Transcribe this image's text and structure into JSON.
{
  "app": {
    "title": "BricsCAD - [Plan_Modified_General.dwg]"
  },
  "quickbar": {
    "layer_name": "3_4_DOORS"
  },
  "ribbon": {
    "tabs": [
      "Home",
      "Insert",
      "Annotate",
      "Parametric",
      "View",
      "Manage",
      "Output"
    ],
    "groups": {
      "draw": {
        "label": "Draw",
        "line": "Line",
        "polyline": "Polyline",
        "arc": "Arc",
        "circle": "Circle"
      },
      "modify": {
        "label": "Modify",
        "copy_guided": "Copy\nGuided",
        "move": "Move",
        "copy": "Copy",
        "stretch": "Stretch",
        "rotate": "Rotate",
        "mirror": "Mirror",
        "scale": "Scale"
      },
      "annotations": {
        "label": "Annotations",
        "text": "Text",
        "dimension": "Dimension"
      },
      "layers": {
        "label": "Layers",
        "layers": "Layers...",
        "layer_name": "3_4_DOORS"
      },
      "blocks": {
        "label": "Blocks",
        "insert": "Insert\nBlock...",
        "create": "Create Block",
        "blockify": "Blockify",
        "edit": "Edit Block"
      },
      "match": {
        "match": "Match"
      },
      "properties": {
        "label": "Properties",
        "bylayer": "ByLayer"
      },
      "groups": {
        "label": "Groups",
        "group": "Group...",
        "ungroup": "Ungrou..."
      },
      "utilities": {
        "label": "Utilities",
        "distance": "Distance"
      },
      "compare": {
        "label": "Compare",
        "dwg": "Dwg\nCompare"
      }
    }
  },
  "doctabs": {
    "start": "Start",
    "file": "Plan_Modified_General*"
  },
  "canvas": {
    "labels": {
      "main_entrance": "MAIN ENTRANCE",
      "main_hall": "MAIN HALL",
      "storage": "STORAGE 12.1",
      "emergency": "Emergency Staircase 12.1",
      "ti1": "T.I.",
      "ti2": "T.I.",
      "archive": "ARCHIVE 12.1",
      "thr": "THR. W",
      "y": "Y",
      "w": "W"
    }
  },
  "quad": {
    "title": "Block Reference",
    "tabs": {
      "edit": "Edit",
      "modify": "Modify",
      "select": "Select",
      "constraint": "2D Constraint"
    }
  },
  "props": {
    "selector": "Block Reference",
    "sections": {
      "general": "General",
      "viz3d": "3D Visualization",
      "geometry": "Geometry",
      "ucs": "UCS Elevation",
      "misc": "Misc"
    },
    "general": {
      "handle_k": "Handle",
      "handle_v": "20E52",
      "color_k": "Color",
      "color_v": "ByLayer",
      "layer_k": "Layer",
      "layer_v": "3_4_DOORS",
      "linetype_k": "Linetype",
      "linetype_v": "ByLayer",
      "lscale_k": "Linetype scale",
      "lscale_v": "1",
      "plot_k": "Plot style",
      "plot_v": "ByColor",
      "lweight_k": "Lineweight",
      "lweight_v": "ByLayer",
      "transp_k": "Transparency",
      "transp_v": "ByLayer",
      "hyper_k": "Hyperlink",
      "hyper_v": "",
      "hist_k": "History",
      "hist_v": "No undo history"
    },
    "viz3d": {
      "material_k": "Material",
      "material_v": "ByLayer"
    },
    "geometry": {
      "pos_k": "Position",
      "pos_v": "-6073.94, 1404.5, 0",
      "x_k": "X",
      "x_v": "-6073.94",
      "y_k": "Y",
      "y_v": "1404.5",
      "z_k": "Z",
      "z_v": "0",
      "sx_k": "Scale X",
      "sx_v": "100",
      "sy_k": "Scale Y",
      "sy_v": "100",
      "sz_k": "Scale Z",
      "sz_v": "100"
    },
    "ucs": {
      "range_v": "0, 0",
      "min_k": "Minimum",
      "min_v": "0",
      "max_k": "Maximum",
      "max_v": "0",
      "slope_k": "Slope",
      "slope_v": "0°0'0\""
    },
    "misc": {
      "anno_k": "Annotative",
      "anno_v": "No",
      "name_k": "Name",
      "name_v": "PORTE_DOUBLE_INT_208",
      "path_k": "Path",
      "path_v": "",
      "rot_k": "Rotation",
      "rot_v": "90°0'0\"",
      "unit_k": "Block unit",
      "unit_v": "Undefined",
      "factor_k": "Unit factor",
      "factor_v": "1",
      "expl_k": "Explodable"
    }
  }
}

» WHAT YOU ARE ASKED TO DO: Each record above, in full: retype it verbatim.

» RESULT BELOW:
Transcribe this image's text and structure into JSON.
{
  "app": {
    "title": "BricsCAD - [Plan_Modified_General.dwg]"
  },
  "quickbar": {
    "layer_name": "3_4_DOORS"
  },
  "ribbon": {
    "tabs": [
      "Home",
      "Insert",
      "Annotate",
      "Parametric",
      "View",
      "Manage",
      "Output"
    ],
    "groups": {
      "draw": {
        "label": "Draw",
        "line": "Line",
        "polyline": "Polyline",
        "arc": "Arc",
        "circle": "Circle"
      },
      "modify": {
        "label": "Modify",
        "copy_guided": "Copy\nGuided",
        "move": "Move",
        "copy": "Copy",
        "stretch": "Stretch",
        "rotate": "Rotate",
        "mirror": "Mirror",
        "scale": "Scale"
      },
      "annotations": {
        "label": "Annotations",
        "text": "Text",
        "dimension": "Dimension"
      },
      "layers": {
        "label": "Layers",
        "layers": "Layers...",
        "layer_name": "3_4_DOORS"
      },
      "blocks": {
        "label": "Blocks",
        "insert": "Insert\nBlock...",
        "create": "Create Block",
        "blockify": "Blockify",
        "edit": "Edit Block"
      },
      "match": {
        "match": "Match"
      },
      "properties": {
        "label": "Properties",
        "bylayer": "ByLayer"
      },
      "groups": {
        "label": "Groups",
        "group": "Group...",
        "ungroup": "Ungrou..."
      },
      "utilities": {
        "label": "Utilities",
        "distance": "Distance"
      },
      "compare": {
        "label": "Compare",
        "dwg": "Dwg\nCompare"
      }
    }
  },
  "doctabs": {
    "start": "Start",
    "file": "Plan_Modified_General*"
  },
  "canvas": {
    "labels": {
      "main_entrance": "MAIN ENTRANCE",
      "main_hall": "MAIN HALL",
      "storage": "STORAGE 12.1",
      "emergency": "Emergency Staircase 12.1",
      "ti1": "T.I.",
      "ti2": "T.I.",
      "archive": "ARCHIVE 12.1",
      "thr": "THR. W",
      "y": "Y",
      "w": "W"
    }
  },
  "quad": {
    "title": "Block Reference",
    "tabs": {
      "edit": "Edit",
      "modify": "Modify",
      "select": "Select",
      "constraint": "2D Constraint"
    }
  },
  "props": {
    "selector": "Block Reference",
    "sections": {
      "general": "General",
      "viz3d": "3D Visualization",
      "geometry": "Geometry",
      "ucs": "UCS Elevation",
      "misc": "Misc"
    },
    "general": {
      "handle_k": "Handle",
      "handle_v": "20E52",
      "color_k": "Color",
      "color_v": "ByLayer",
      "layer_k": "Layer",
      "layer_v": "3_4_DOORS",
      "linetype_k": "Linetype",
      "linetype_v": "ByLayer",
      "lscale_k": "Linetype scale",
      "lscale_v": "1",
      "plot_k": "Plot style",
      "plot_v": "ByColor",
      "lweight_k": "Lineweight",
      "lweight_v": "ByLayer",
      "transp_k": "Transparency",
      "transp_v": "ByLayer",
      "hyper_k": "Hyperlink",
      "hyper_v": "",
      "hist_k": "History",
      "hist_v": "No undo history"
    },
    "viz3d": {
      "material_k": "Material",
      "material_v": "ByLayer"
    },
    "geometry": {
      "pos_k": "Position",
      "pos_v": "-6073.94, 1404.5, 0",
      "x_k": "X",
      "x_v": "-6073.94",
      "y_k": "Y",
      "y_v": "1404.5",
      "z_k": "Z",
      "z_v": "0",
      "sx_k": "Scale X",
      "sx_v": "100",
      "sy_k": "Scale Y",
      "sy_v": "100",
      "sz_k": "Scale Z",
      "sz_v": "100"
    },
    "ucs": {
      "range_v": "0, 0",
      "min_k": "Minimum",
      "min_v": "0",
      "max_k": "Maximum",
      "max_v": "0",
      "slope_k": "Slope",
      "slope_v": "0°0'0\""
    },
    "misc": {
      "anno_k": "Annotative",
      "anno_v": "No",
      "name_k": "Name",
      "name_v": "PORTE_DOUBLE_INT_208",
      "path_k": "Path",
      "path_v": "",
      "rot_k": "Rotation",
      "rot_v": "90°0'0\"",
      "unit_k": "Block unit",
      "unit_v": "Undefined",
      "factor_k": "Unit factor",
      "factor_v": "1",
      "expl_k": "Explodable"
    }
  }
}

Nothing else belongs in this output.